## [WHAT IS NEEDED]
Pull every line containing "贴入文本" out of the listing below.

## [INPUT MATERIAL]
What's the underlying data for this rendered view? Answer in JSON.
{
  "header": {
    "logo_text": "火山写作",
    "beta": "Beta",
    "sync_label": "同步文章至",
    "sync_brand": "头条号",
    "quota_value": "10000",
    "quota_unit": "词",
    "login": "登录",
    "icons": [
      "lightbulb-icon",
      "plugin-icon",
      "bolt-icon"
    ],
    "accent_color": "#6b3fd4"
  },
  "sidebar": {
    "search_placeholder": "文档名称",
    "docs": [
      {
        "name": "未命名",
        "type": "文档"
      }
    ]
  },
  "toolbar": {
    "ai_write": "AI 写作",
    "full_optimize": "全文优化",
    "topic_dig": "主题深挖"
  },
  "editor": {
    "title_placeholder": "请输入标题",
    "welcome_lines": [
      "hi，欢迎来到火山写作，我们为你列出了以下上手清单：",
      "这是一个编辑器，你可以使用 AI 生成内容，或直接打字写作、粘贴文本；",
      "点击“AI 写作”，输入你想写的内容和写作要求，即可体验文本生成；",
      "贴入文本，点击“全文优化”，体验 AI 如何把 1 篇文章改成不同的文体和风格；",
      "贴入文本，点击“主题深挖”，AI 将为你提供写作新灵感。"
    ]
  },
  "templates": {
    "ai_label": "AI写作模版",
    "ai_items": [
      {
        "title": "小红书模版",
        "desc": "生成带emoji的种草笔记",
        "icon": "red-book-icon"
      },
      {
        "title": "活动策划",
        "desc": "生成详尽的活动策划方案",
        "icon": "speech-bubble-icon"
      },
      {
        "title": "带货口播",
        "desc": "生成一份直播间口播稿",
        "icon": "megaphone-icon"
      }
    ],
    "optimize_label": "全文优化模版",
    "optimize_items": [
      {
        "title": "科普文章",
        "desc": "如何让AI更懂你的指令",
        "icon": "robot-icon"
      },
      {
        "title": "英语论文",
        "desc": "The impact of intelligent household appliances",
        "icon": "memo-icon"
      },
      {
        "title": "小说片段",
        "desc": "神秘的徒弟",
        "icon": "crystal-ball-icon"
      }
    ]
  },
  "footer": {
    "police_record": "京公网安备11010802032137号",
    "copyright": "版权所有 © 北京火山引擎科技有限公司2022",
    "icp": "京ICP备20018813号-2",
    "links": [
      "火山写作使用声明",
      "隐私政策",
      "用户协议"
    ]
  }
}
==
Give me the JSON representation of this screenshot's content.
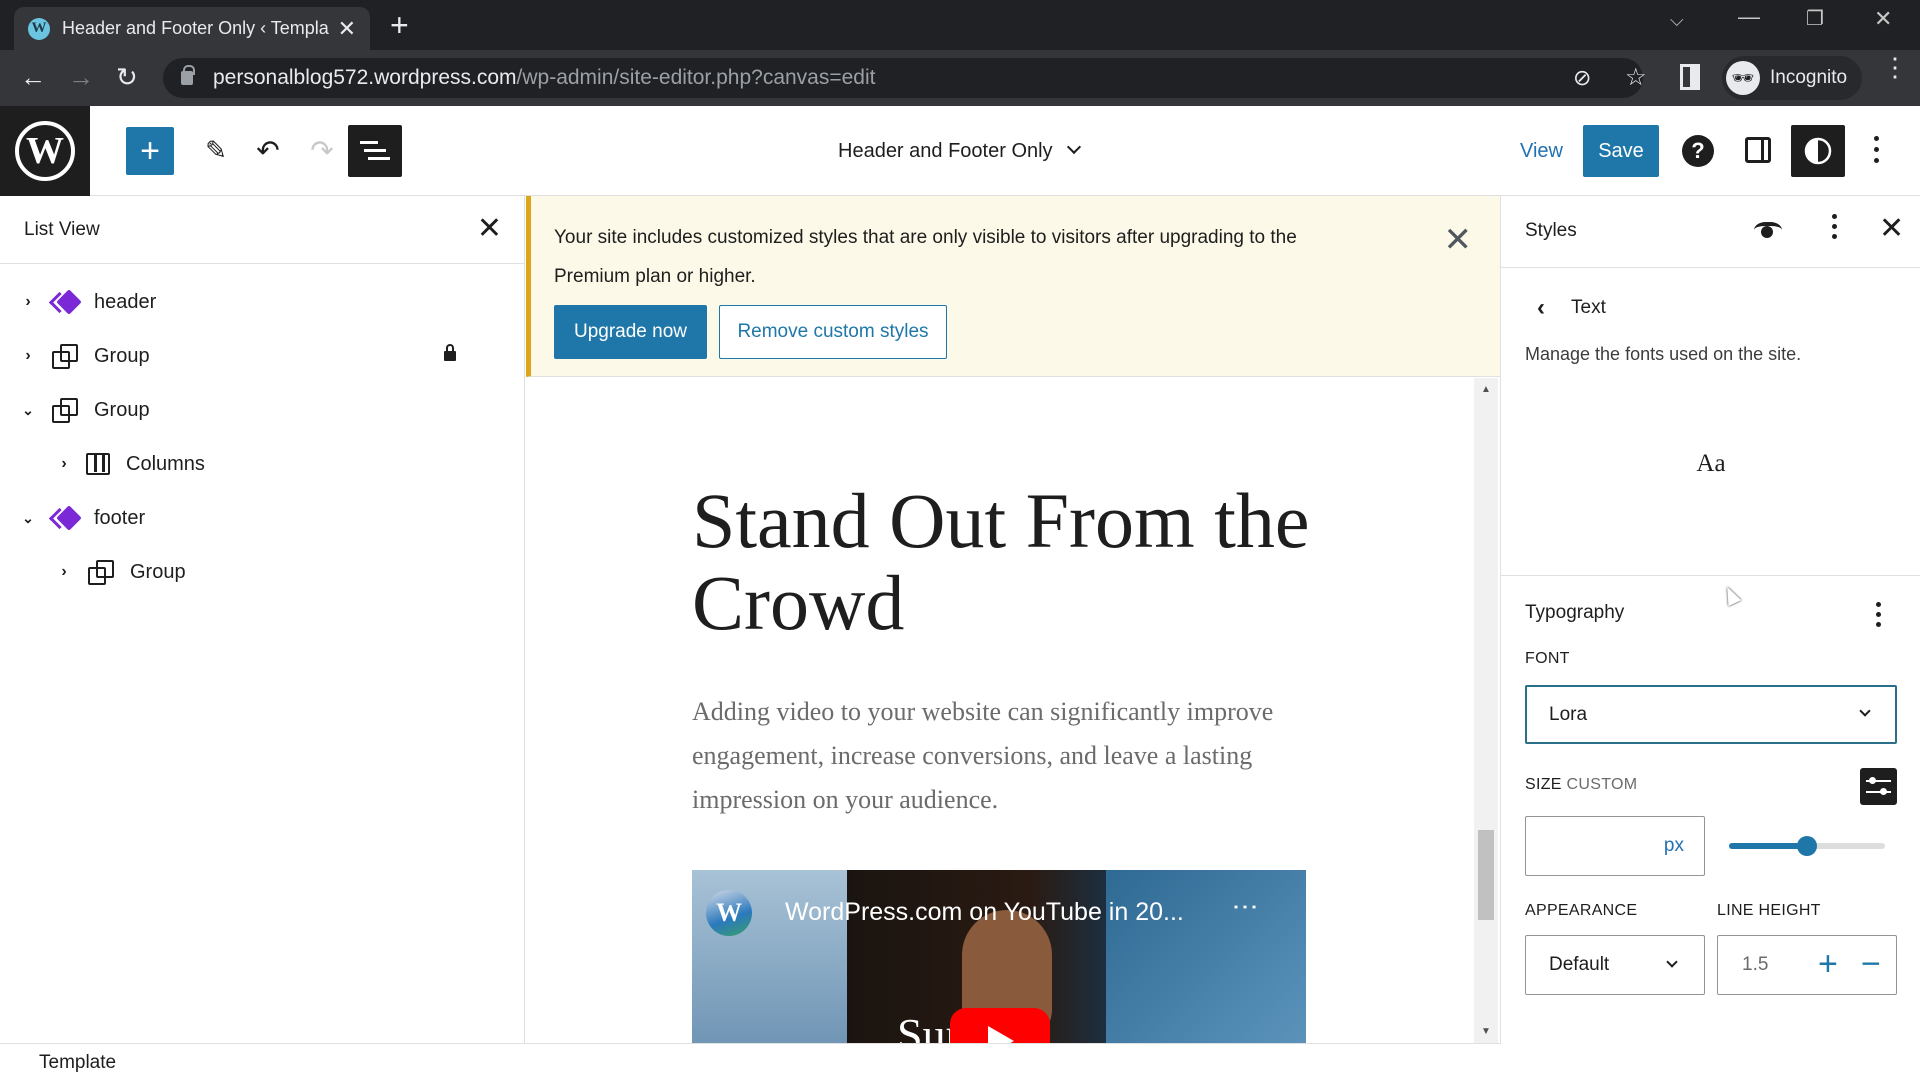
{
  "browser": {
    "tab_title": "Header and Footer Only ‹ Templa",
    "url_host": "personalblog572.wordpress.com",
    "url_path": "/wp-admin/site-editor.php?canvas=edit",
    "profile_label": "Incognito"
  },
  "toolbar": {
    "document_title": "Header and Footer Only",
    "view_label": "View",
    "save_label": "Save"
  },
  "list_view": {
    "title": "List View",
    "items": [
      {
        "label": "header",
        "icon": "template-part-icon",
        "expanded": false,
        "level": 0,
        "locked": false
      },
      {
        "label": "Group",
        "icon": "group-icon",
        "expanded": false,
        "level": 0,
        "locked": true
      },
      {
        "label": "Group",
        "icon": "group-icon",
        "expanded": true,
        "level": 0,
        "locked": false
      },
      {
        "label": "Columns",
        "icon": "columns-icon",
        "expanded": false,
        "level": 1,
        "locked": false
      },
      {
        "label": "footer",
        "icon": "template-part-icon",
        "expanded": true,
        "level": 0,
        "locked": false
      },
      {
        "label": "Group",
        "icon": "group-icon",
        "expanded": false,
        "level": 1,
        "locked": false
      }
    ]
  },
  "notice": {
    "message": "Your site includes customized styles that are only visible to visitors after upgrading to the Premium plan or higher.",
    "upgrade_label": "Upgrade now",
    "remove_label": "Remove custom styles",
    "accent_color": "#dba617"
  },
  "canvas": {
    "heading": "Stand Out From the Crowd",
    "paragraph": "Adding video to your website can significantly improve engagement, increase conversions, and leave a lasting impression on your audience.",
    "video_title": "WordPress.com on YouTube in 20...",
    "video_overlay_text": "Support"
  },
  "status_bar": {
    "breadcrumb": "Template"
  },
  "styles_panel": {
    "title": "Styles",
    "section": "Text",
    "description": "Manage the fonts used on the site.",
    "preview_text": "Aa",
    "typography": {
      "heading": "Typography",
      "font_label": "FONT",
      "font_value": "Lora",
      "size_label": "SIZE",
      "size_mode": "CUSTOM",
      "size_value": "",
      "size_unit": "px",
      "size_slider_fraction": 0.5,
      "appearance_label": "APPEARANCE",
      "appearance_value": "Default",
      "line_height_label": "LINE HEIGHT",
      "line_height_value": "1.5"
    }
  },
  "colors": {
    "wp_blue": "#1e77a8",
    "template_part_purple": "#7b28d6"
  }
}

## [COMPLETED EXERCISE]
      "贴入文本，点击“全文优化”，体验 AI 如何把 1 篇文章改成不同的文体和风格；",
      "贴入文本，点击“主题深挖”，AI 将为你提供写作新灵感。"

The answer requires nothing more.